New seats, new box office, new photos, new concession stand - these are the news at Central Piedmont Community College's Pease Auditorium, which has stood in the shadow of Halton Theater and finally gotten a makeover.
But the newest thing about Pease just now is 23 years old. It's the Pulitzer Prize-winning "The Piano Lesson," which opens tonight as part of CPCC's Sensoria, a multidisciplinary arts festival.
This is CPCC's first crack at August Wilson, the most important African-American playwright. It's only the second local production of any Wilson play this decade, after Actor's Theatre of Charlotte's 2008 "Gem of the Ocean."
The show may not be news to playgoers, who asked for it in a CPCC audience poll. But that was news to Tom Hollis.
"Each season has an American Classics slot," says the chairman of CPCC's drama department. "It can be Arthur Miller, Tennessee Williams, maybe 'The Miracle Worker.'
"Neil Simon's 'Barefoot in the Park' got the most votes; we'll do it in the lighter summer season. But 'Piano Lesson' popped into the top 10."
Wilson wrote 10 dramas, each set in a different decade of the last century, about his native Pittsburgh. "Lesson" may be the most accessible of those, along with "Fences."
Southern sharecropper Boy Willie comes north during the Depression to sell his family's piano, hoping to buy land. But his sister, Berniece, refuses to give it to him: The piano has the carved faces of their great-grandfather's wife and son, who were sold into slavery in exchange for it. (A chance encounter unearthed the piano Theatre Charlotte used in its 1998 version of the play, which reappears here.)
In a literal sense, all CPCC productions are educational: Actors have to enroll in a drama course to perform in the show. Yet 'Lesson' may provide younger actors with a different kind of education.

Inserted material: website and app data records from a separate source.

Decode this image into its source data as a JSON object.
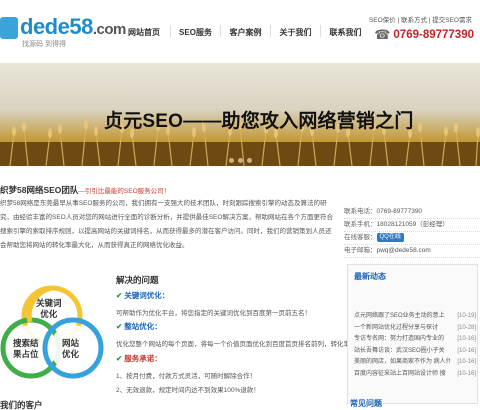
{
  "header": {
    "logo": {
      "brand": "dede",
      "number": "58",
      "tld": ".com",
      "slogan": "找源码 到得得"
    },
    "nav": [
      {
        "label": "网站首页"
      },
      {
        "label": "SEO服务"
      },
      {
        "label": "客户案例"
      },
      {
        "label": "关于我们"
      },
      {
        "label": "联系我们"
      }
    ],
    "top_links": "SEO保价 | 联系方式 | 提交SEO需求",
    "phone": "0769-89777390"
  },
  "banner": {
    "title": "贞元SEO——助您攻入网络营销之门"
  },
  "intro": {
    "title": "织梦58网络SEO团队",
    "subtitle": "—引引比最能的SEO服务公司！",
    "body": "织梦58网络是东莞最早从事SEO服务的公司，我们拥有一支强大的技术团队，时刻跟踪搜索引擎的动态及算法的研究，由经验丰富的SEO人员对您的网站进行全面的诊断分析，并提供最佳SEO解决方案，帮助网站在各个方面更符合搜索引擎的索取排序规则，以提高网站的关键词排名，从而获得最多的潜在客户访问。同时，我们的营销策划人员还会帮助您将网站的转化率最大化，从而获得真正的网络优化收益。"
  },
  "contact": {
    "rows": [
      {
        "label": "联系电话：",
        "value": "0769-89777390"
      },
      {
        "label": "联系手机：",
        "value": "18028121059（彭经理）"
      },
      {
        "label": "在线客服：",
        "value": "QQ在线"
      },
      {
        "label": "电子邮箱：",
        "value": "pwq@dede58.com"
      }
    ]
  },
  "circles": {
    "top": "关键词\n优化",
    "left": "搜索结\n果占位",
    "right": "网站\n优化"
  },
  "solution": {
    "title": "解决的问题",
    "items": [
      {
        "heading": "关键词优化：",
        "text": "可帮助作为优化平台，将您指定的关键词优化到百度第一页前五名！"
      },
      {
        "heading": "整站优化：",
        "text": "优化您整个网站的每个页面，将每一个价值页面优化到百度首页排名前列，转化率更高！"
      },
      {
        "heading": "服务承诺：",
        "lines": [
          "1、按月付费，付款方式灵活，可随时解除合作！",
          "2、无效退款，规定时间内达不到效果100%退款！"
        ]
      }
    ]
  },
  "clients_title": "我们的客户",
  "news": {
    "title": "最新动态",
    "items": [
      {
        "title": "点元网络跟了SEO业务主动的意上",
        "date": "[10-19]"
      },
      {
        "title": "一个新网站优化过程分享与探讨",
        "date": "[10-28]"
      },
      {
        "title": "专访专名网：努力打造国内专业的",
        "date": "[10-16]"
      },
      {
        "title": "站长吾舞访谈：武汉SEO圈小子关",
        "date": "[10-16]"
      },
      {
        "title": "美丽的网店，如果商家不作为 病人代",
        "date": "[10-16]"
      },
      {
        "title": "百度内容征采站上百网站设计师 搜",
        "date": "[10-16]"
      }
    ]
  },
  "faq_title": "常见问题",
  "colors": {
    "brand_blue": "#1e8ccc",
    "phone_red": "#c32127",
    "accent_blue": "#1b64b5"
  }
}
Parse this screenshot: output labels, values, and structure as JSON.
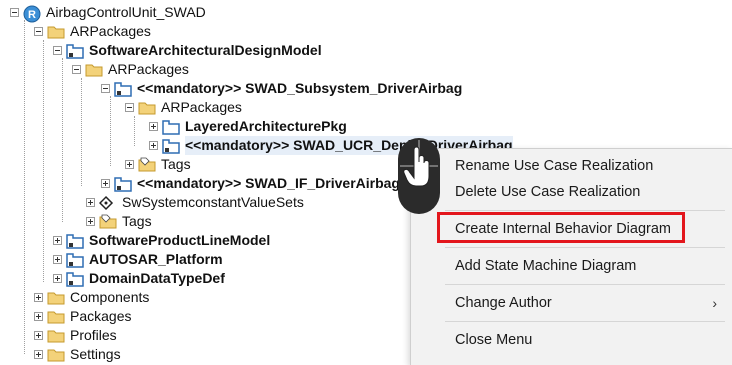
{
  "tree": {
    "root": {
      "label": "AirbagControlUnit_SWAD"
    },
    "items": [
      {
        "label": "ARPackages"
      },
      {
        "label": "SoftwareArchitecturalDesignModel"
      },
      {
        "label": "ARPackages"
      },
      {
        "label": "<<mandatory>> SWAD_Subsystem_DriverAirbag"
      },
      {
        "label": "ARPackages"
      },
      {
        "label": "LayeredArchitecturePkg"
      },
      {
        "label": "<<mandatory>> SWAD_UCR_DeployDriverAirbag"
      },
      {
        "label": "Tags"
      },
      {
        "label": "<<mandatory>> SWAD_IF_DriverAirbag"
      },
      {
        "label": "SwSystemconstantValueSets"
      },
      {
        "label": "Tags"
      },
      {
        "label": "SoftwareProductLineModel"
      },
      {
        "label": "AUTOSAR_Platform"
      },
      {
        "label": "DomainDataTypeDef"
      },
      {
        "label": "Components"
      },
      {
        "label": "Packages"
      },
      {
        "label": "Profiles"
      },
      {
        "label": "Settings"
      }
    ]
  },
  "context_menu": {
    "items": [
      {
        "label": "Rename Use Case Realization"
      },
      {
        "label": "Delete Use Case Realization"
      },
      {
        "label": "Create Internal Behavior Diagram"
      },
      {
        "label": "Add State Machine Diagram"
      },
      {
        "label": "Change Author",
        "submenu_indicator": "›"
      },
      {
        "label": "Close Menu"
      }
    ],
    "highlighted_item": "Create Internal Behavior Diagram",
    "highlight_color": "#e3161c"
  },
  "icons": {
    "root": "project-r-icon",
    "folder": "folder-icon",
    "package": "package-icon",
    "tags": "tags-folder-icon",
    "constant": "diamond-constant-icon",
    "cursor": "mouse-click-icon"
  },
  "colors": {
    "folder": "#e9c46a",
    "package_border": "#2f6db3",
    "menu_background": "#f2f2f2"
  }
}
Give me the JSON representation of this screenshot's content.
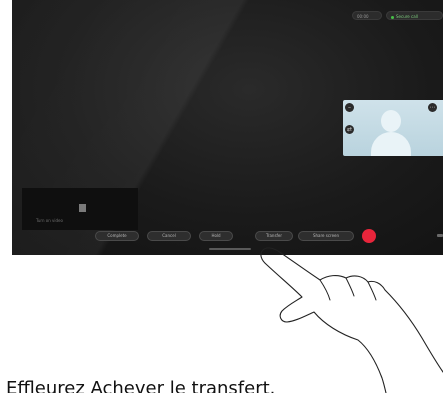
{
  "status": {
    "pill_1": "00:00",
    "pill_2": "Secure call"
  },
  "self_view": {
    "btn_1_icon": "minimize-icon",
    "btn_2_icon": "more-icon",
    "btn_3_icon": "swap-icon",
    "btn_1_glyph": "–",
    "btn_2_glyph": "⋯",
    "btn_3_glyph": "⇄"
  },
  "camera_tile": {
    "label": "Turn on video"
  },
  "controls": {
    "items": [
      {
        "label": "Complete"
      },
      {
        "label": "Cancel"
      },
      {
        "label": "Hold"
      },
      {
        "label": "Transfer"
      },
      {
        "label": "Share screen"
      }
    ],
    "end_call_color": "#e8253b"
  },
  "caption": "Effleurez Achever le transfert."
}
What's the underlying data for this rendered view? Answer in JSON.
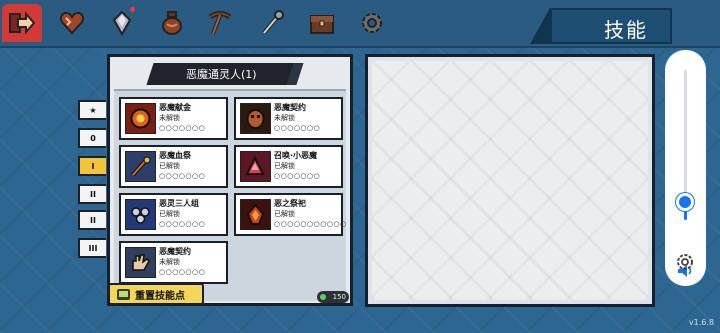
{
  "top_nav": {
    "tabs": [
      {
        "icon": "exit-arrow-icon",
        "active": true
      },
      {
        "icon": "heart-icon"
      },
      {
        "icon": "gem-icon",
        "badge": true
      },
      {
        "icon": "pouch-icon"
      },
      {
        "icon": "pickaxe-icon"
      },
      {
        "icon": "wand-icon"
      },
      {
        "icon": "chest-icon"
      },
      {
        "icon": "gear-icon"
      }
    ],
    "title": "技能"
  },
  "skill_list": {
    "header": "恶魔通灵人(1)",
    "level_tabs": [
      "★",
      "0",
      "I",
      "II",
      "II",
      "III"
    ],
    "active_level_index": 2,
    "cards": [
      {
        "name": "恶魔献金",
        "status": "未解锁",
        "pips": "○○○○○○○"
      },
      {
        "name": "恶魔契约",
        "status": "未解锁",
        "pips": "○○○○○○○"
      },
      {
        "name": "恶魔血祭",
        "status": "已解锁",
        "pips": "○○○○○○○"
      },
      {
        "name": "召唤·小恶魔",
        "status": "已解锁",
        "pips": "○○○○○○○"
      },
      {
        "name": "恶灵三人组",
        "status": "已解锁",
        "pips": "○○○○○○○"
      },
      {
        "name": "恶之祭祀",
        "status": "已解锁",
        "pips": "○○○○○○○○○○○"
      },
      {
        "name": "恶魔契约",
        "status": "未解锁",
        "pips": "○○○○○○○"
      }
    ]
  },
  "reset_button": {
    "label": "重置技能点"
  },
  "skill_points": {
    "value": "150"
  },
  "volume": {
    "level": 0.12
  },
  "version": "v1.6.8",
  "colors": {
    "accent": "#d23a3a",
    "highlight": "#f2c43a",
    "volume": "#1a73e8"
  }
}
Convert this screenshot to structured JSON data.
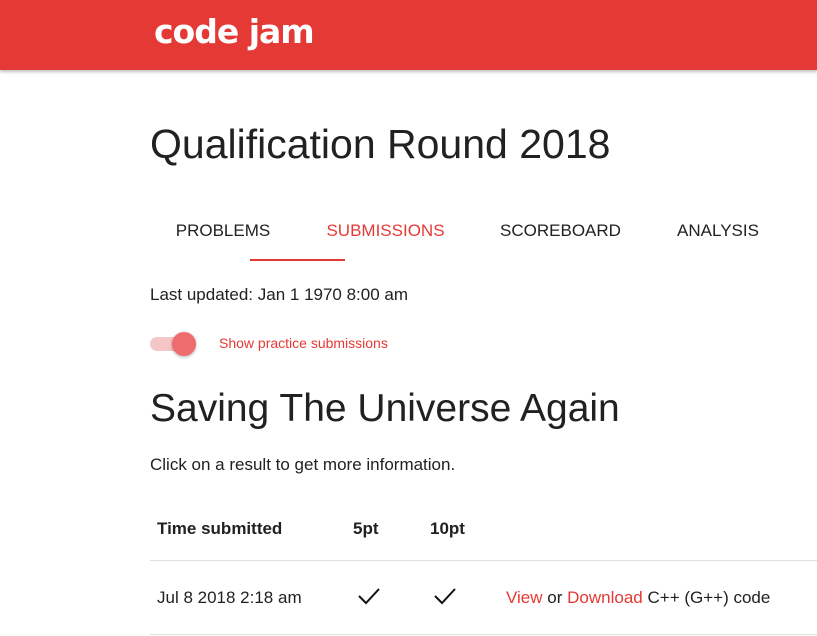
{
  "header": {
    "logo": "code jam"
  },
  "page": {
    "title": "Qualification Round 2018"
  },
  "tabs": [
    {
      "label": "PROBLEMS",
      "active": false
    },
    {
      "label": "SUBMISSIONS",
      "active": true
    },
    {
      "label": "SCOREBOARD",
      "active": false
    },
    {
      "label": "ANALYSIS",
      "active": false
    }
  ],
  "status": {
    "last_updated": "Last updated: Jan 1 1970 8:00 am"
  },
  "toggle": {
    "label": "Show practice submissions",
    "on": true
  },
  "problem": {
    "title": "Saving The Universe Again",
    "hint": "Click on a result to get more information."
  },
  "table": {
    "headers": [
      "Time submitted",
      "5pt",
      "10pt"
    ],
    "rows": [
      {
        "time": "Jul 8 2018 2:18 am",
        "result_5pt": "check-icon",
        "result_10pt": "check-icon",
        "view_label": "View",
        "or_text": "or",
        "download_label": "Download",
        "language": "C++ (G++) code"
      }
    ]
  },
  "colors": {
    "brand": "#e53935",
    "toggle_thumb": "#ee6b6e",
    "toggle_track": "#f5c6c6",
    "text": "#212121"
  }
}
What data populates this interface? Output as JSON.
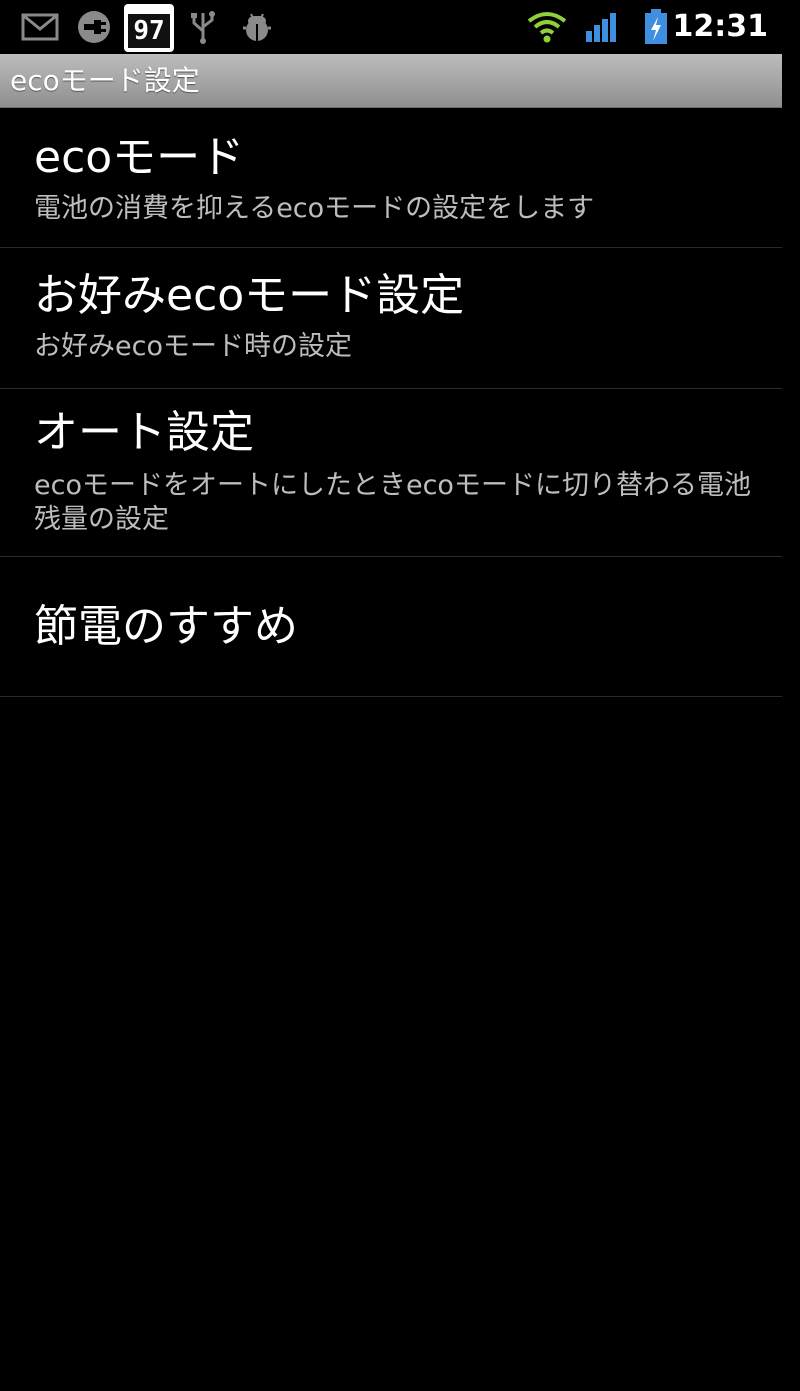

"I did a lot of table work with them, talking about the Great Migration (from the rural South to the urban North), storefront preachers, the (Harlem) Renaissance," says director Corlis Hayes. "Wilson was my dissertation topic, so I knew the historical elements behind his work."
The show's home will be a spruced-up, stripped-down venue that has lost 82 seats (down from 482 to 400) but gained wider chairs, deeper legroom, broader aisles and better handicapped access.
The orchestra pit is gone - a small matter, as CPCC's musicals go around the block to Halton - but the 13-row theater is now more intimate.
That's good for playgoers, though it puts more pressure on Hollis and company to sell tickets. Though the college subsidizes his drama programs, Hollis says he has to raise about 85 percent of his expenses through ticket sales or gifts. Alas, the winter-spring budget cannot be lumped in with the popular summer plays, which cost CPCC more to produce but run longer in a larger venue.
Luckily, he's coming off a successful "Bye Bye Birdie," and "Lesson" has its fans: The final performance has so few seats left that CPCC will sell those only through its Halton box office. (Other tickets are there and online.) Hayes is also reaching out to local African-American groups, such as the Mint Museum of Art's Romare Bearden Society.
Whatever the cash flow turns out to be, "Lesson" will broaden CPCC's dramatic range and help fulfill its mission of reflecting the community it serves, where black faces are seldom seen onstage.
"When you do Wilson, black audiences think, 'That's my cousin. That's my aunt,'" says Hayes. "They identify with these characters, and I'm hoping to bring some of that audience in for the first time."